* [INSTRUCTIONS FOR THE TASK] A faithful copy of the entries is required, with no images in it.

**** SUPPLIED ENTRIES

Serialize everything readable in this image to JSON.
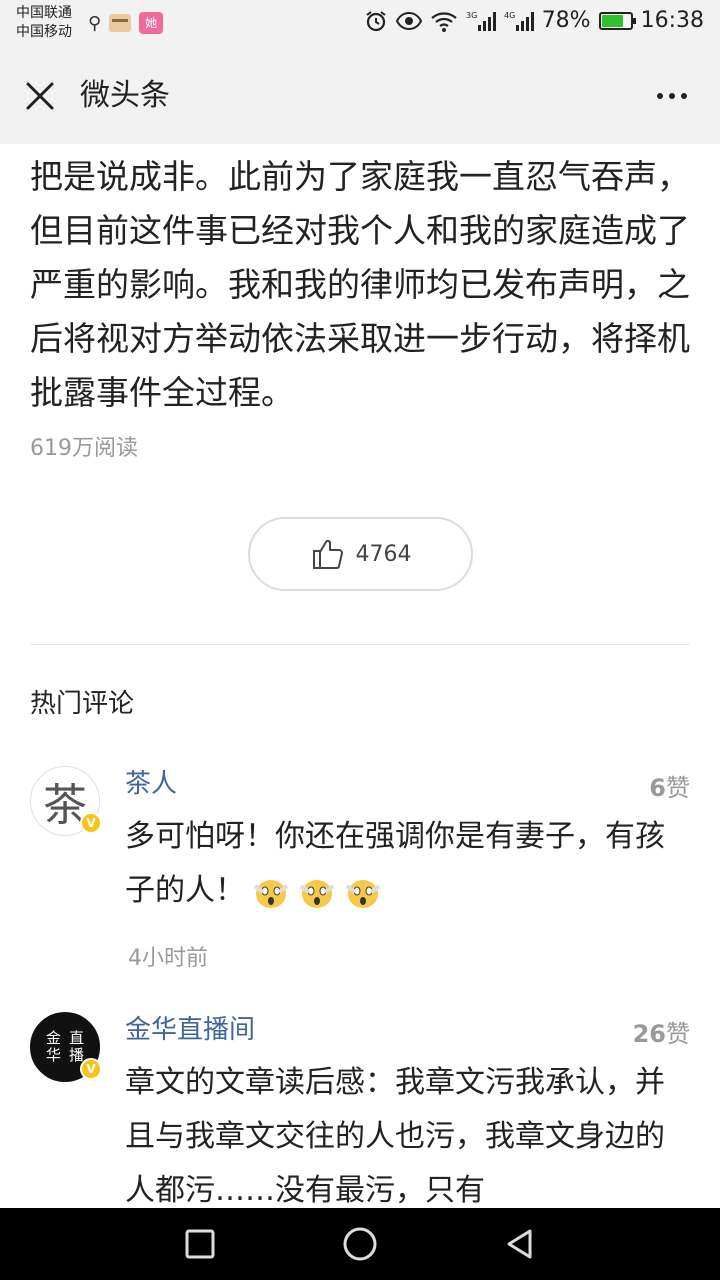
{
  "status_bar": {
    "carrier1": "中国联通",
    "carrier2": "中国移动",
    "app_icon_label": "她",
    "battery": "78%",
    "battery_level": 0.78,
    "time": "16:38"
  },
  "title_bar": {
    "title": "微头条"
  },
  "article": {
    "paragraph": "把是说成非。此前为了家庭我一直忍气吞声，但目前这件事已经对我个人和我的家庭造成了严重的影响。我和我的律师均已发布声明，之后将视对方举动依法采取进一步行动，将择机批露事件全过程。",
    "read_count": "619万阅读",
    "like_count": "4764"
  },
  "comments_section": {
    "title": "热门评论",
    "comments": [
      {
        "name": "茶人",
        "avatar_char": "茶",
        "likes_num": "6",
        "likes_unit": "赞",
        "text": "多可怕呀！你还在强调你是有妻子，有孩子的人！",
        "time": "4小时前"
      },
      {
        "name": "金华直播间",
        "avatar_char1": "金",
        "avatar_char2": "华",
        "avatar_char3": "直",
        "avatar_char4": "播",
        "likes_num": "26",
        "likes_unit": "赞",
        "text": "章文的文章读后感：我章文污我承认，并且与我章文交往的人也污，我章文身边的人都污……没有最污，只有"
      }
    ]
  },
  "colors": {
    "name_blue": "#406599",
    "muted_gray": "#999999",
    "badge_yellow": "#f5c518"
  }
}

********

* [OUTPUT FOR THIS EXERCISE]
Serialize everything readable in this image to JSON.
{
  "status_bar": {
    "carrier1": "中国联通",
    "carrier2": "中国移动",
    "app_icon_label": "她",
    "battery": "78%",
    "battery_level": 0.78,
    "time": "16:38"
  },
  "title_bar": {
    "title": "微头条"
  },
  "article": {
    "paragraph": "把是说成非。此前为了家庭我一直忍气吞声，但目前这件事已经对我个人和我的家庭造成了严重的影响。我和我的律师均已发布声明，之后将视对方举动依法采取进一步行动，将择机批露事件全过程。",
    "read_count": "619万阅读",
    "like_count": "4764"
  },
  "comments_section": {
    "title": "热门评论",
    "comments": [
      {
        "name": "茶人",
        "avatar_char": "茶",
        "likes_num": "6",
        "likes_unit": "赞",
        "text": "多可怕呀！你还在强调你是有妻子，有孩子的人！",
        "time": "4小时前"
      },
      {
        "name": "金华直播间",
        "avatar_char1": "金",
        "avatar_char2": "华",
        "avatar_char3": "直",
        "avatar_char4": "播",
        "likes_num": "26",
        "likes_unit": "赞",
        "text": "章文的文章读后感：我章文污我承认，并且与我章文交往的人也污，我章文身边的人都污……没有最污，只有"
      }
    ]
  },
  "colors": {
    "name_blue": "#406599",
    "muted_gray": "#999999",
    "badge_yellow": "#f5c518"
  }
}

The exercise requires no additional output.